Here's the scene: The beefy jock is the big man on campus, even though he's a huge jerk. Maybe it's because he could beat pretty much anyone up, or maybe it's because ... no, it's definitely the beatings. Nobody wants to get on his bad side, and just to make him extra scuzzy, he's also dating six girls at once (who don't seem to like him much either). But there's a solution to everyone's problems that's straight out of an '80s comedy — and all it takes is for a male nerd to get lovesick enough to dress up as a woman. Welcome to the gender-bending world of cuttlefish courtship.
Some (Cuttlefish) Like It Hot
Like octopuses, cuttlefish are cephalopods, though their tentacles are much shorter and their bodies are more arrowhead-shaped. They also set themselves apart with their incredible color-changing ability — one of the best in the animal kingdom. And every winter, about a quarter-million giant Australian cuttlefish gather in a tiny spot about the size of ten soccer fields for one reason: to get biz-zay.
But among the males, competition is fierce. On average, males outnumber females by 4-to-1, though some scientists cite this figure as being as high as 11-to-1. As you'd expect, some of those dudes fall more towards the linebacker side of the musclebound spectrum, while others have the raw physicality of a cuttlefish mathlete. The result? The linebackers have a tendency to fight off the mathletes and harangue the most desirable females in order to pressure them into hanging around. Where's the romance?

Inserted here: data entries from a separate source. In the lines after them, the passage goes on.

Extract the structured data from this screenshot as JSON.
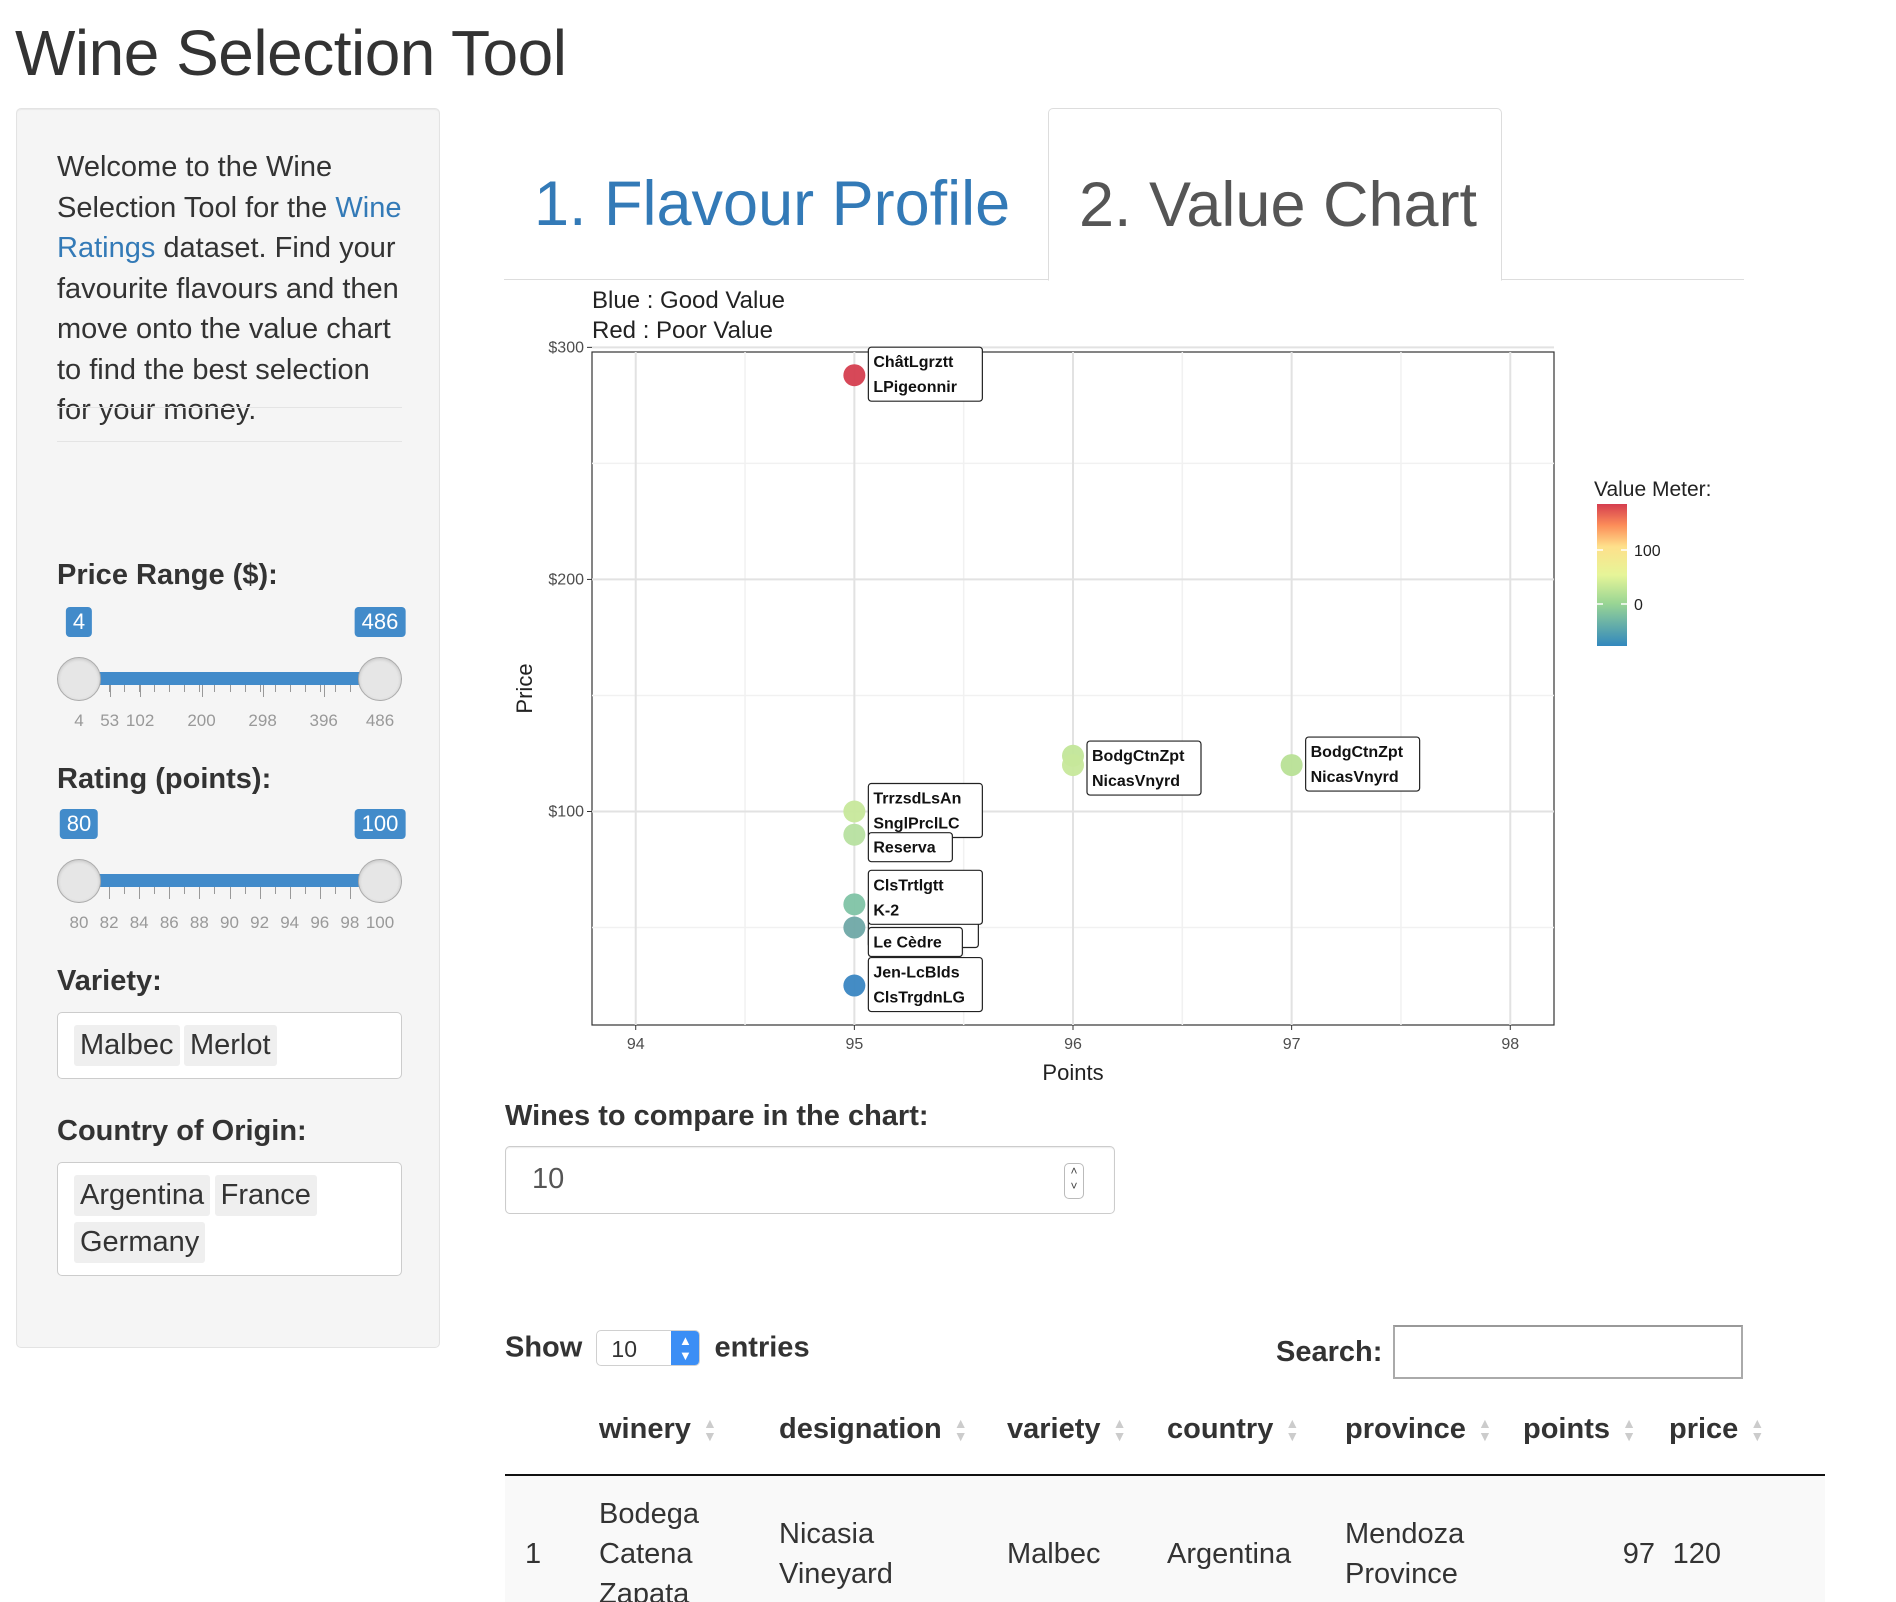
{
  "app": {
    "title": "Wine Selection Tool"
  },
  "sidebar": {
    "intro_before": "Welcome to the Wine Selection Tool for the ",
    "intro_link": "Wine Ratings",
    "intro_after": " dataset. Find your favourite flavours and then move onto the value chart to find the best selection for your money.",
    "price": {
      "label": "Price Range ($):",
      "min": 4,
      "max": 486,
      "low": "4",
      "high": "486",
      "tick_labels": [
        "4",
        "53",
        "102",
        "200",
        "298",
        "396",
        "486"
      ]
    },
    "rating": {
      "label": "Rating (points):",
      "min": 80,
      "max": 100,
      "low": "80",
      "high": "100",
      "tick_labels": [
        "80",
        "82",
        "84",
        "86",
        "88",
        "90",
        "92",
        "94",
        "96",
        "98",
        "100"
      ]
    },
    "variety": {
      "label": "Variety:",
      "selected": [
        "Malbec",
        "Merlot"
      ]
    },
    "country": {
      "label": "Country of Origin:",
      "selected": [
        "Argentina",
        "France",
        "Germany"
      ]
    }
  },
  "tabs": [
    {
      "label": "1. Flavour Profile",
      "active": false
    },
    {
      "label": "2. Value Chart",
      "active": true
    }
  ],
  "chart_data": {
    "type": "scatter",
    "subtitle_lines": [
      "Blue : Good Value",
      "Red : Poor Value"
    ],
    "xlabel": "Points",
    "ylabel": "Price",
    "xlim": [
      93.8,
      98.2
    ],
    "ylim": [
      8,
      298
    ],
    "x_ticks": [
      "94",
      "95",
      "96",
      "97",
      "98"
    ],
    "y_ticks": [
      "$100",
      "$200",
      "$300"
    ],
    "grid": true,
    "legend": {
      "title": "Value Meter:",
      "position": "right",
      "ticks": [
        "100",
        "0"
      ]
    },
    "points": [
      {
        "x": 95,
        "y": 288,
        "value": 165,
        "color": "#d53e4f",
        "label": [
          "ChâtLgrztt",
          "LPigeonnir"
        ]
      },
      {
        "x": 96,
        "y": 124,
        "value": 20,
        "color": "#c2e699",
        "label": []
      },
      {
        "x": 96,
        "y": 120,
        "value": 18,
        "color": "#c7e89b",
        "label": [
          "BodgCtnZpt",
          "NicasVnyrd"
        ]
      },
      {
        "x": 97,
        "y": 120,
        "value": 15,
        "color": "#b8e096",
        "label": [
          "BodgCtnZpt",
          "NicasVnyrd"
        ]
      },
      {
        "x": 95,
        "y": 100,
        "value": 10,
        "color": "#c7e89b",
        "label": [
          "TrrzsdLsAn",
          "SnglPrclLC"
        ]
      },
      {
        "x": 95,
        "y": 90,
        "value": 5,
        "color": "#b7e0a0",
        "label": [
          "Reserva"
        ]
      },
      {
        "x": 95,
        "y": 60,
        "value": -40,
        "color": "#7fc3a5",
        "label": [
          "ClsTrtlgtt",
          "K-2"
        ]
      },
      {
        "x": 95,
        "y": 50,
        "value": -55,
        "color": "#6fa8a6",
        "label": [
          "Le Cèdre"
        ]
      },
      {
        "x": 95,
        "y": 25,
        "value": -90,
        "color": "#3a86c2",
        "label": [
          "Jen-LcBlds",
          "ClsTrgdnLG"
        ]
      }
    ],
    "hidden_label_fragment": "dr"
  },
  "compare": {
    "label": "Wines to compare in the chart:",
    "value": "10"
  },
  "table": {
    "show_label": "Show",
    "entries_value": "10",
    "entries_label": "entries",
    "search_label": "Search:",
    "search_value": "",
    "columns": [
      "winery",
      "designation",
      "variety",
      "country",
      "province",
      "points",
      "price"
    ],
    "rows": [
      {
        "index": "1",
        "winery": "Bodega Catena Zapata",
        "designation": "Nicasia Vineyard",
        "variety": "Malbec",
        "country": "Argentina",
        "province": "Mendoza Province",
        "points": "97",
        "price": "120"
      }
    ]
  }
}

But the males who have been locked out actually have another option available, thanks to their chameleon-esque superpower. They alter their coloration to resemble that of the female of the species, and retract their extra ... ahem ... "tentacle" in order to trick the jocks into thinking they're just another swooning belle. Sometimes, they also make like they're already carrying an egg around in order to dissuade the big guys from attempting to mate. (There have even been rare instances where scientists have seen a cuttlefish park between a male and a female and split the difference, displaying female markings to the male and male markings to the female.) Once they've infiltrated the clique, they're free to woo any receptive female — and more often than not, the beleaguered females are more than happy for a break from the meatheads.

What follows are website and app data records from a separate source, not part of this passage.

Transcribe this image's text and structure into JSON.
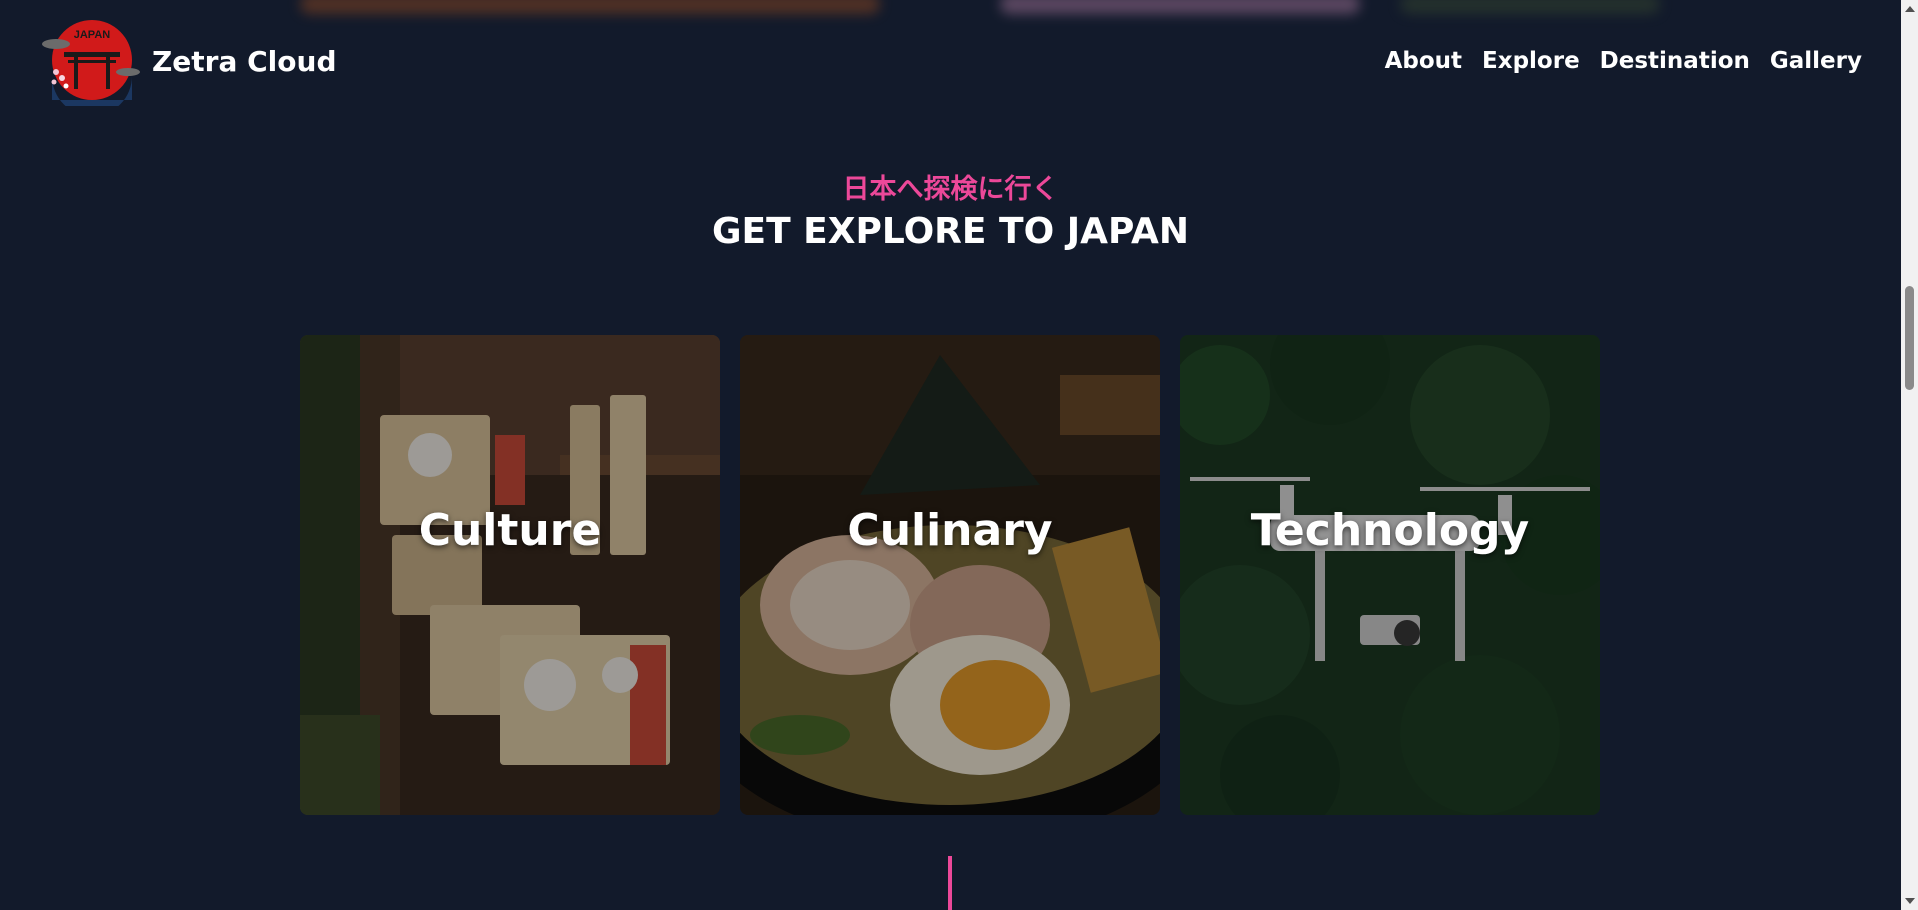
{
  "header": {
    "brand_name": "Zetra Cloud",
    "logo_text": "JAPAN",
    "nav": [
      {
        "label": "About"
      },
      {
        "label": "Explore"
      },
      {
        "label": "Destination"
      },
      {
        "label": "Gallery"
      }
    ]
  },
  "section": {
    "subtitle": "日本へ探検に行く",
    "title": "GET EXPLORE TO JAPAN"
  },
  "cards": [
    {
      "label": "Culture"
    },
    {
      "label": "Culinary"
    },
    {
      "label": "Technology"
    }
  ],
  "colors": {
    "background": "#121a2b",
    "accent": "#ec4899",
    "text": "#ffffff"
  }
}
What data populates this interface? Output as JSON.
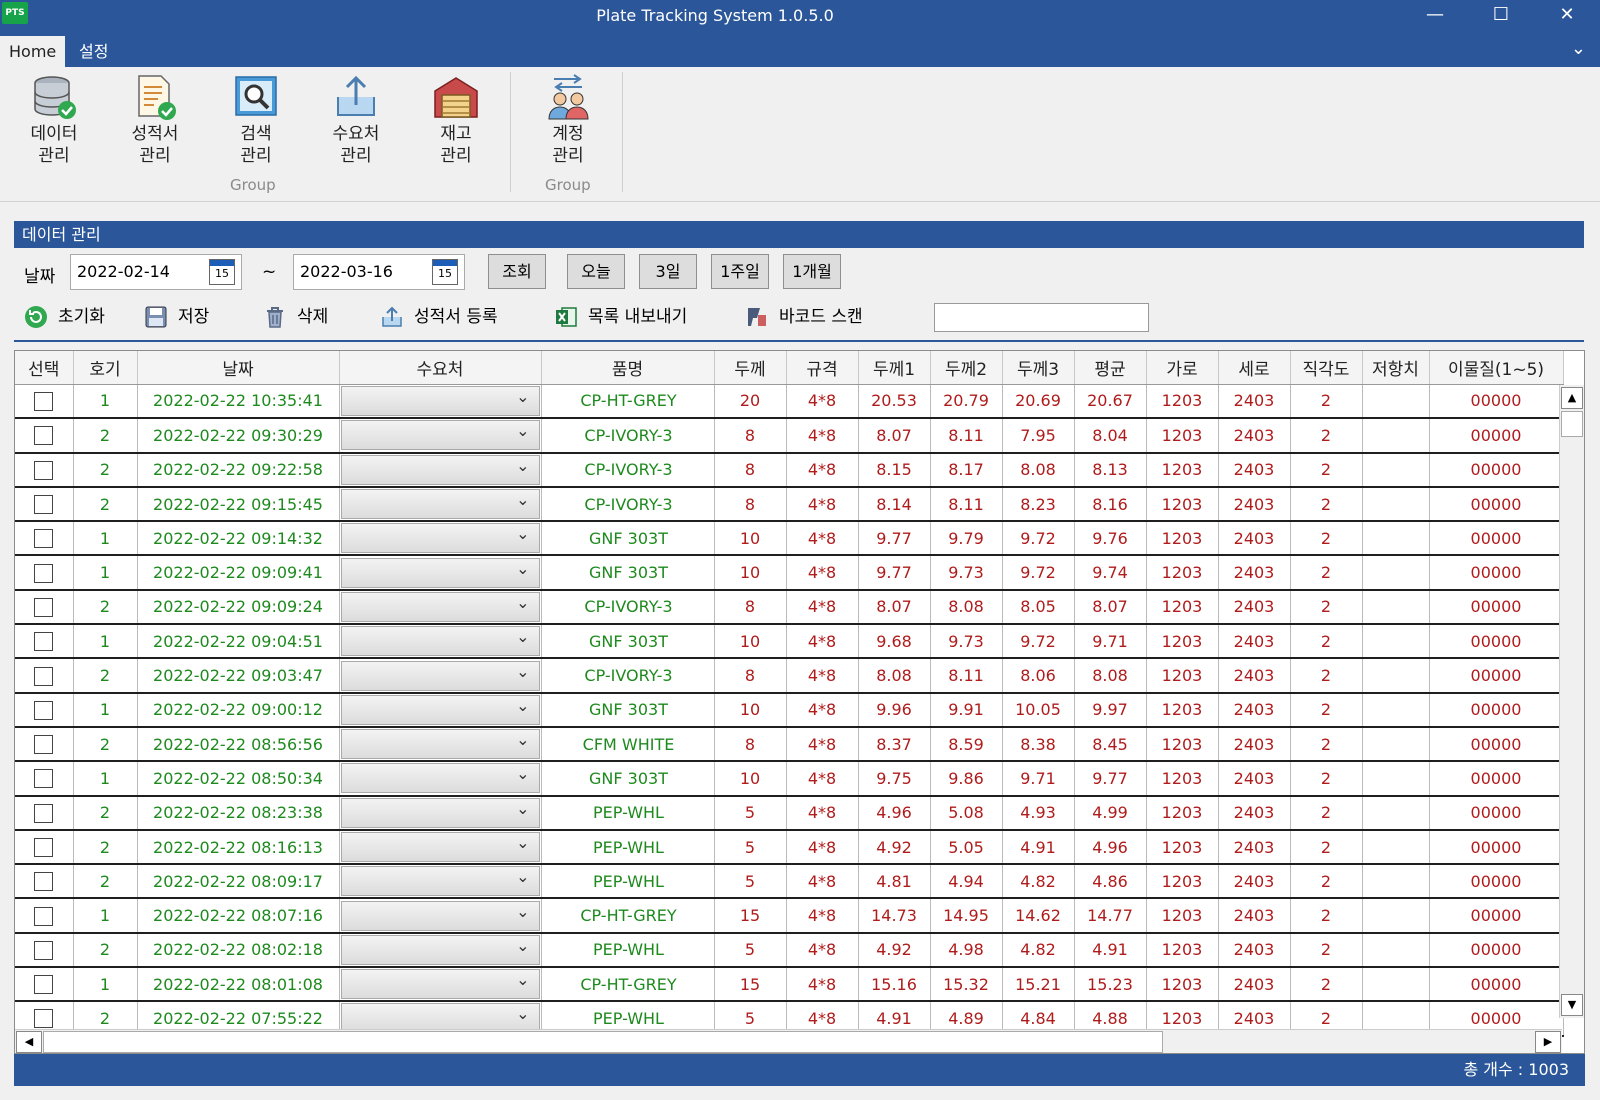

Brains Over Brawn
Here's where it gets really interesting. Male cuttlefish don't fertilize the females' eggs directly; they only give the female their sperm, which she then uses to fertilize the eggs after she's laid them. That means that when a female mates with several different males, she can choose which males' seed she wants to sow.
As it turns out, female cuttlefish are quite picky, and even though they'll only see one mating season in their lifetime, the females reject about 70 percent of all mating attempts outright. But they make an exception for the "cross-dressers." Females only reject them about 35 percent of the time, and when it's time to fertilize their eggs, they show a clear preference for the tricksters.
That could be because it takes brains to fool the competition. "Maybe the females like intelligence. Like, 'Hey, that was pretty smart,'" said squid biologist Dr. Sarah McAnulty on the Ologies podcast. "So if we're ever like: How did those cephalopods get so smart? Well here's one way they're choosing for it."
This article first appeared on Curiosity.com.